- **TASK TO COMPLETE**
Keep the wording of every entry intact in your copy, and omit the pictures.
[[ GIVEN RECORDS, beginning ]]
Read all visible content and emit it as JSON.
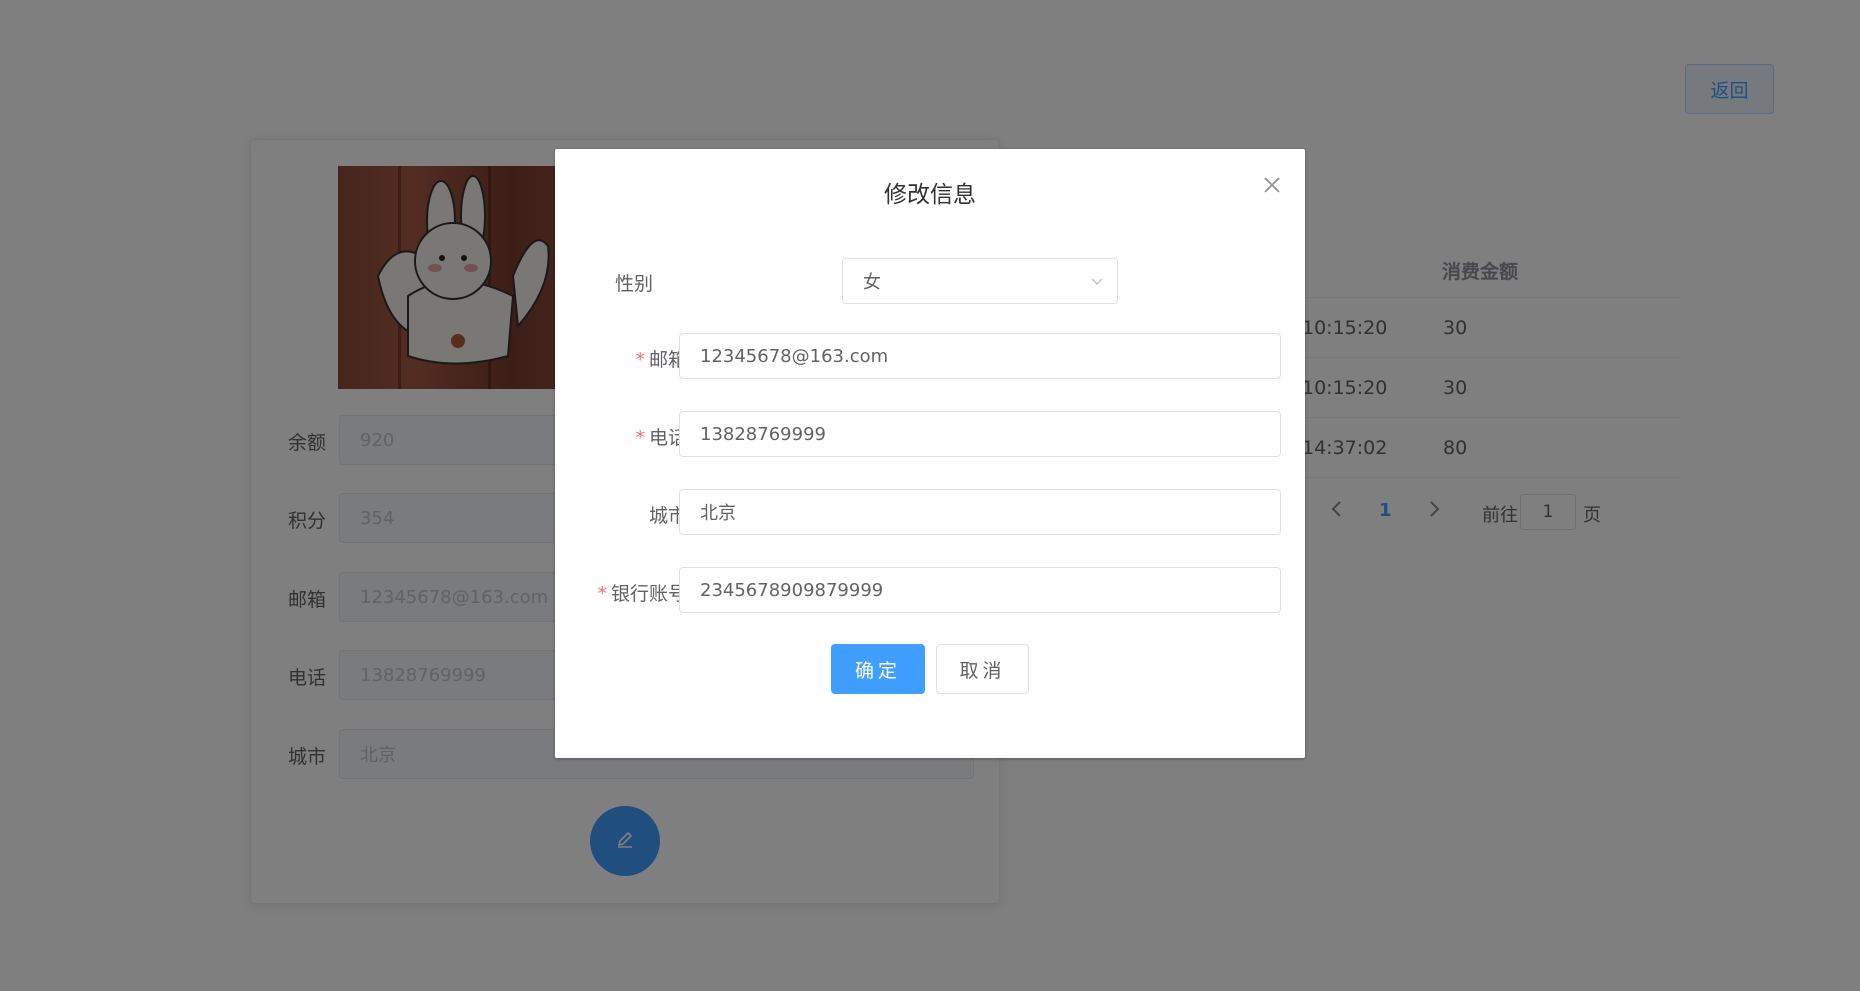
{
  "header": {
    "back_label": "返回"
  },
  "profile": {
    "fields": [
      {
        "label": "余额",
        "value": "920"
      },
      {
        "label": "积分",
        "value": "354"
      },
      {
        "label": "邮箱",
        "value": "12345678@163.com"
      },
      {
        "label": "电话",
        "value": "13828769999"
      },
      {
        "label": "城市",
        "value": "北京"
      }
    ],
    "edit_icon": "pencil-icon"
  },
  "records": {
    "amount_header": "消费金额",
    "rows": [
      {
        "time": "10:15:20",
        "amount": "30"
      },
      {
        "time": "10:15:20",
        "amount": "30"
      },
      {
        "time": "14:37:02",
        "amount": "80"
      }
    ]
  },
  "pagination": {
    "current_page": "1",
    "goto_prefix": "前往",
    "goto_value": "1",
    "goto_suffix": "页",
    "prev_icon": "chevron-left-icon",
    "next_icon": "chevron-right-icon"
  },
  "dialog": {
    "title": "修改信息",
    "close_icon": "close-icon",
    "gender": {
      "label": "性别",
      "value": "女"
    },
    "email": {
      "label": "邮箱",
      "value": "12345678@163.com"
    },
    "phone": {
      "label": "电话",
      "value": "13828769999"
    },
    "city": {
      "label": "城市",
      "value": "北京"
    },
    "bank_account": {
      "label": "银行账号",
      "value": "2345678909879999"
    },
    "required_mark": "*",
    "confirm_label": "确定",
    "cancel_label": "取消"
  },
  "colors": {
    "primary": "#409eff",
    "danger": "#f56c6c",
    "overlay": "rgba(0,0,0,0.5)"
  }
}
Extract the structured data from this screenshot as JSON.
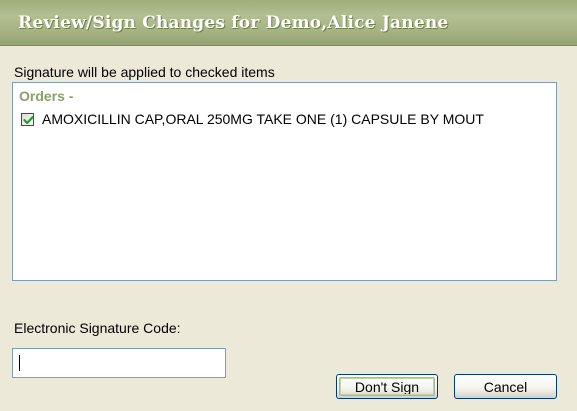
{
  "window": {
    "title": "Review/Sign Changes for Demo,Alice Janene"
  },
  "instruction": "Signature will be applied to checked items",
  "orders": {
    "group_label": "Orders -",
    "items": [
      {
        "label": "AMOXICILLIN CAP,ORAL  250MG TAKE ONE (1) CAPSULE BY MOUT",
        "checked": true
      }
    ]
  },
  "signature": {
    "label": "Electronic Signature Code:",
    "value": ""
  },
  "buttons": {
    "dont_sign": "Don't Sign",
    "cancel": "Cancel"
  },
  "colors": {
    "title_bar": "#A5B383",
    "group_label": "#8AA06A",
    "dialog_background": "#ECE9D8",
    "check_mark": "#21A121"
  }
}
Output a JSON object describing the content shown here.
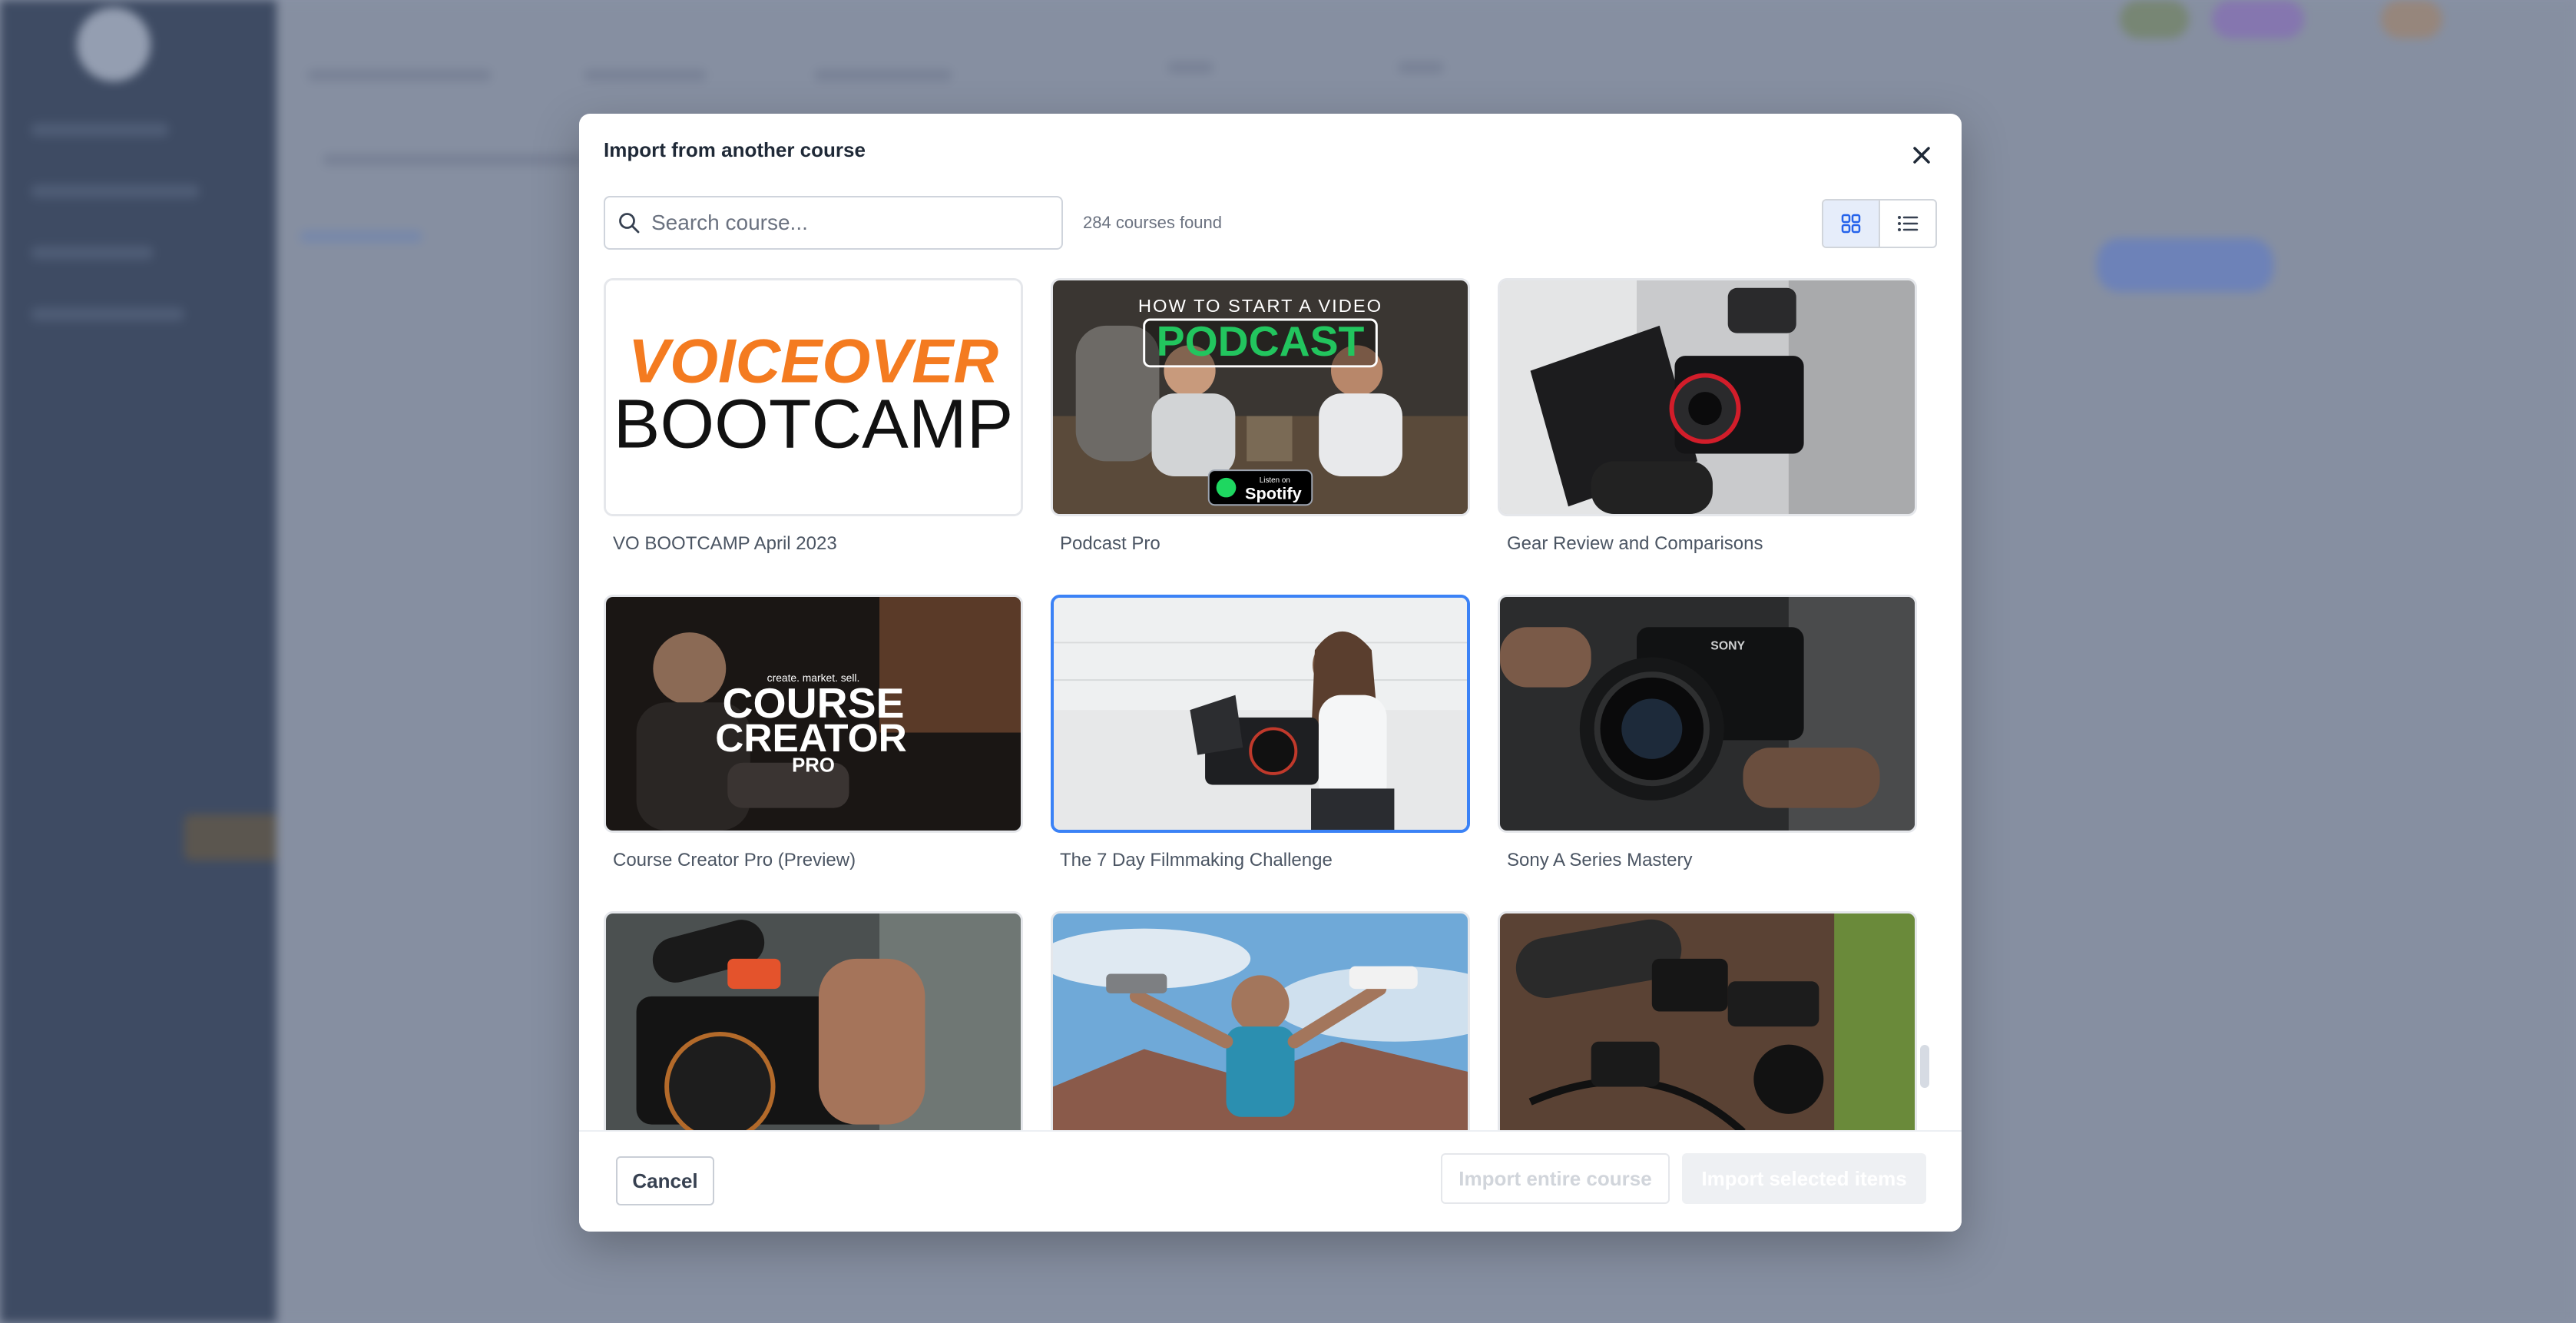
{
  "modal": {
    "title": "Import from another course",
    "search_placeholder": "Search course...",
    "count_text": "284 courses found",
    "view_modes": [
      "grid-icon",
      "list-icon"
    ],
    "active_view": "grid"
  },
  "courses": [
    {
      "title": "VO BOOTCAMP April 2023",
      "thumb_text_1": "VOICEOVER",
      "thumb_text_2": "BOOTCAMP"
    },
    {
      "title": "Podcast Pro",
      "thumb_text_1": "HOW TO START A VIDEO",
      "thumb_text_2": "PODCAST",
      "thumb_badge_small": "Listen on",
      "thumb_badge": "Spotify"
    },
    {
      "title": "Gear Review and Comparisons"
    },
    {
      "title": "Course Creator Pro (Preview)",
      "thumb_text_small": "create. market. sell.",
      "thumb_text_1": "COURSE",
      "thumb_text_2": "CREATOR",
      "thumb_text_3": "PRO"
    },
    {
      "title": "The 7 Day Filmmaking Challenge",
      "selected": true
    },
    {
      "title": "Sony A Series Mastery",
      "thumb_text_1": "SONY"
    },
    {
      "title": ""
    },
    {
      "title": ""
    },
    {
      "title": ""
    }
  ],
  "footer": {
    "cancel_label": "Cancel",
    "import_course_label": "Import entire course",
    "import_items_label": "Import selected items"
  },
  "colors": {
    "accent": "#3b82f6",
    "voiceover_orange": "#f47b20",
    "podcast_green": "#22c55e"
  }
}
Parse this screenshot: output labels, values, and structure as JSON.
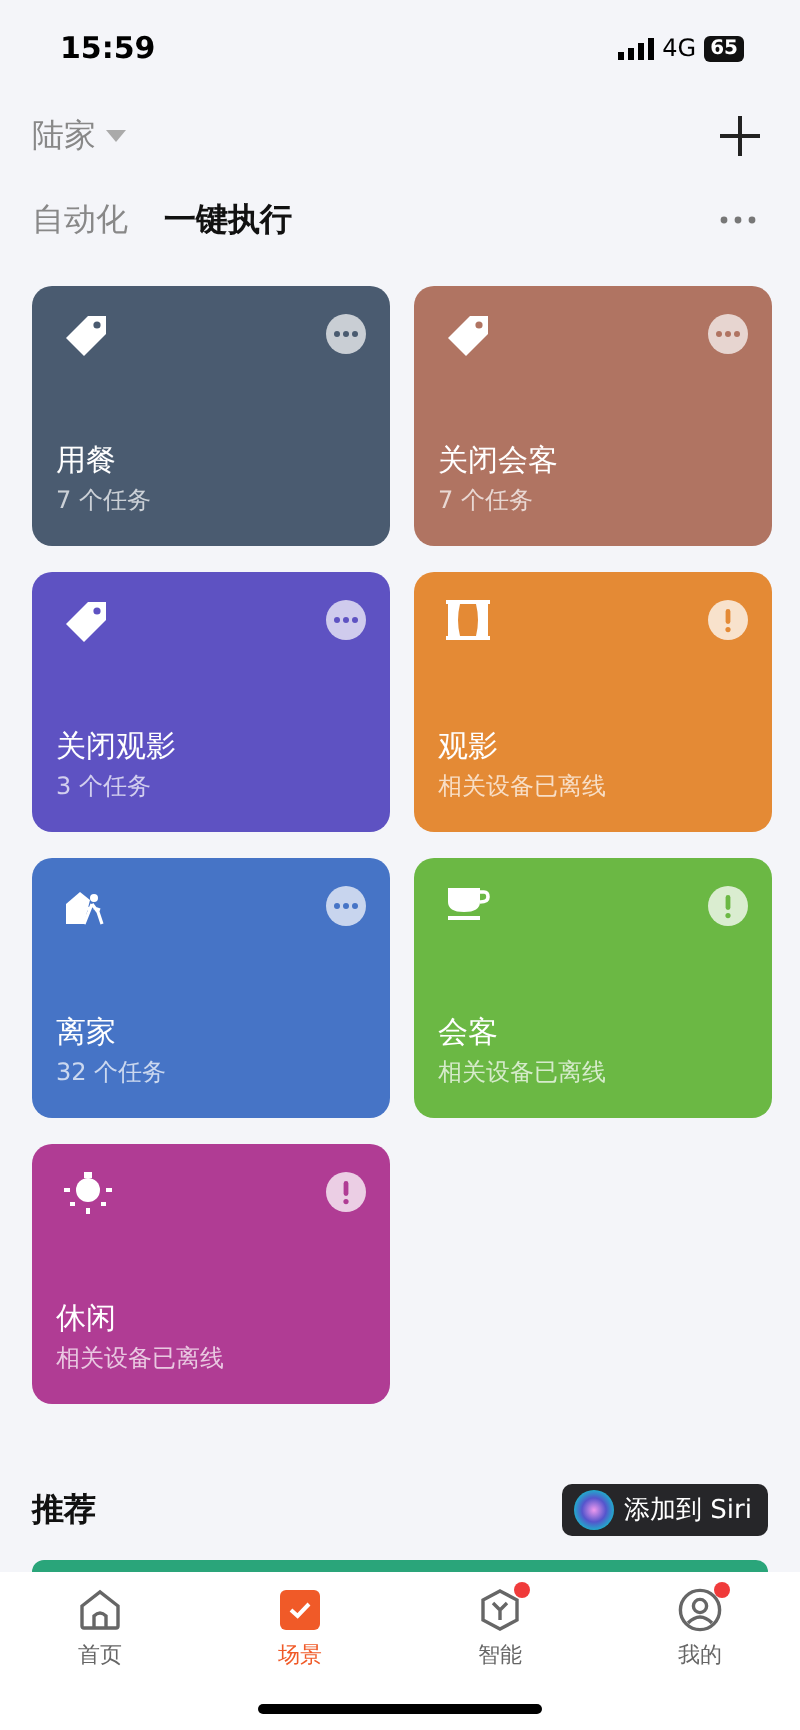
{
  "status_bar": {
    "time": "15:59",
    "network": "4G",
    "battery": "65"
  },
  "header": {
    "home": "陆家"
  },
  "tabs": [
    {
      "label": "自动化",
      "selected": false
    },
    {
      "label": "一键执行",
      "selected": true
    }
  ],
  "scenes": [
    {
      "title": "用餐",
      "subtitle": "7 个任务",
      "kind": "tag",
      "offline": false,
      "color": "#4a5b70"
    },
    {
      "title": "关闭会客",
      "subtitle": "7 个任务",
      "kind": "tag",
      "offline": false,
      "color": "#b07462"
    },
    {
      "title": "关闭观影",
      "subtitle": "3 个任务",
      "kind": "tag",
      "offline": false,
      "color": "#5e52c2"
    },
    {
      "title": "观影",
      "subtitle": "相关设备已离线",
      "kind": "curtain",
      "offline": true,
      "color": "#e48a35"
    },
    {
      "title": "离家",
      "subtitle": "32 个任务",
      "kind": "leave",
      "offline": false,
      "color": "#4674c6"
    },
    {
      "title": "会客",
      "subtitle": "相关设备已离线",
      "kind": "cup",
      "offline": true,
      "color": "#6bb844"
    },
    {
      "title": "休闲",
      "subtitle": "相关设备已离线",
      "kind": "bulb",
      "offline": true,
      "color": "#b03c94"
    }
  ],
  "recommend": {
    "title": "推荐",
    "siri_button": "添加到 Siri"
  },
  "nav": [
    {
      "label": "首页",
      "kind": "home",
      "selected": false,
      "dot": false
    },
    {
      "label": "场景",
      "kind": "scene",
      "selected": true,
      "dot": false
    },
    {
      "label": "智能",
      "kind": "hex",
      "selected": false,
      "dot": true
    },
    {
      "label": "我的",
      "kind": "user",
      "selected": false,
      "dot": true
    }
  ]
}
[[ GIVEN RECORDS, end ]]
- **WRITTEN RESPONSE**
Read all visible content and emit it as JSON.
{
  "header": {
    "back_label": "返回"
  },
  "profile": {
    "fields": [
      {
        "label": "余额",
        "value": "920"
      },
      {
        "label": "积分",
        "value": "354"
      },
      {
        "label": "邮箱",
        "value": "12345678@163.com"
      },
      {
        "label": "电话",
        "value": "13828769999"
      },
      {
        "label": "城市",
        "value": "北京"
      }
    ],
    "edit_icon": "pencil-icon"
  },
  "records": {
    "amount_header": "消费金额",
    "rows": [
      {
        "time": "10:15:20",
        "amount": "30"
      },
      {
        "time": "10:15:20",
        "amount": "30"
      },
      {
        "time": "14:37:02",
        "amount": "80"
      }
    ]
  },
  "pagination": {
    "current_page": "1",
    "goto_prefix": "前往",
    "goto_value": "1",
    "goto_suffix": "页",
    "prev_icon": "chevron-left-icon",
    "next_icon": "chevron-right-icon"
  },
  "dialog": {
    "title": "修改信息",
    "close_icon": "close-icon",
    "gender": {
      "label": "性别",
      "value": "女"
    },
    "email": {
      "label": "邮箱",
      "value": "12345678@163.com"
    },
    "phone": {
      "label": "电话",
      "value": "13828769999"
    },
    "city": {
      "label": "城市",
      "value": "北京"
    },
    "bank_account": {
      "label": "银行账号",
      "value": "2345678909879999"
    },
    "required_mark": "*",
    "confirm_label": "确定",
    "cancel_label": "取消"
  },
  "colors": {
    "primary": "#409eff",
    "danger": "#f56c6c",
    "overlay": "rgba(0,0,0,0.5)"
  }
}
Extract the structured data from this screenshot as JSON.
{
  "window": {
    "title": "Review/Sign Changes for Demo,Alice Janene"
  },
  "instruction": "Signature will be applied to checked items",
  "orders": {
    "group_label": "Orders -",
    "items": [
      {
        "label": "AMOXICILLIN CAP,ORAL  250MG TAKE ONE (1) CAPSULE BY MOUT",
        "checked": true
      }
    ]
  },
  "signature": {
    "label": "Electronic Signature Code:",
    "value": ""
  },
  "buttons": {
    "dont_sign": "Don't Sign",
    "cancel": "Cancel"
  },
  "colors": {
    "title_bar": "#A5B383",
    "group_label": "#8AA06A",
    "dialog_background": "#ECE9D8",
    "check_mark": "#21A121"
  }
}
Output a JSON object describing the content shown here.
{
  "modal": {
    "title": "Import from another course",
    "search_placeholder": "Search course...",
    "count_text": "284 courses found",
    "view_modes": [
      "grid-icon",
      "list-icon"
    ],
    "active_view": "grid"
  },
  "courses": [
    {
      "title": "VO BOOTCAMP April 2023",
      "thumb_text_1": "VOICEOVER",
      "thumb_text_2": "BOOTCAMP"
    },
    {
      "title": "Podcast Pro",
      "thumb_text_1": "HOW TO START A VIDEO",
      "thumb_text_2": "PODCAST",
      "thumb_badge_small": "Listen on",
      "thumb_badge": "Spotify"
    },
    {
      "title": "Gear Review and Comparisons"
    },
    {
      "title": "Course Creator Pro (Preview)",
      "thumb_text_small": "create. market. sell.",
      "thumb_text_1": "COURSE",
      "thumb_text_2": "CREATOR",
      "thumb_text_3": "PRO"
    },
    {
      "title": "The 7 Day Filmmaking Challenge",
      "selected": true
    },
    {
      "title": "Sony A Series Mastery",
      "thumb_text_1": "SONY"
    },
    {
      "title": ""
    },
    {
      "title": ""
    },
    {
      "title": ""
    }
  ],
  "footer": {
    "cancel_label": "Cancel",
    "import_course_label": "Import entire course",
    "import_items_label": "Import selected items"
  },
  "colors": {
    "accent": "#3b82f6",
    "voiceover_orange": "#f47b20",
    "podcast_green": "#22c55e"
  }
}
Parse this screenshot: output labels, values, and structure as JSON.
{
  "status_bar": {
    "time": "15:59",
    "network": "4G",
    "battery": "65"
  },
  "header": {
    "home": "陆家"
  },
  "tabs": [
    {
      "label": "自动化",
      "selected": false
    },
    {
      "label": "一键执行",
      "selected": true
    }
  ],
  "scenes": [
    {
      "title": "用餐",
      "subtitle": "7 个任务",
      "kind": "tag",
      "offline": false,
      "color": "#4a5b70"
    },
    {
      "title": "关闭会客",
      "subtitle": "7 个任务",
      "kind": "tag",
      "offline": false,
      "color": "#b07462"
    },
    {
      "title": "关闭观影",
      "subtitle": "3 个任务",
      "kind": "tag",
      "offline": false,
      "color": "#5e52c2"
    },
    {
      "title": "观影",
      "subtitle": "相关设备已离线",
      "kind": "curtain",
      "offline": true,
      "color": "#e48a35"
    },
    {
      "title": "离家",
      "subtitle": "32 个任务",
      "kind": "leave",
      "offline": false,
      "color": "#4674c6"
    },
    {
      "title": "会客",
      "subtitle": "相关设备已离线",
      "kind": "cup",
      "offline": true,
      "color": "#6bb844"
    },
    {
      "title": "休闲",
      "subtitle": "相关设备已离线",
      "kind": "bulb",
      "offline": true,
      "color": "#b03c94"
    }
  ],
  "recommend": {
    "title": "推荐",
    "siri_button": "添加到 Siri"
  },
  "nav": [
    {
      "label": "首页",
      "kind": "home",
      "selected": false,
      "dot": false
    },
    {
      "label": "场景",
      "kind": "scene",
      "selected": true,
      "dot": false
    },
    {
      "label": "智能",
      "kind": "hex",
      "selected": false,
      "dot": true
    },
    {
      "label": "我的",
      "kind": "user",
      "selected": false,
      "dot": true
    }
  ]
}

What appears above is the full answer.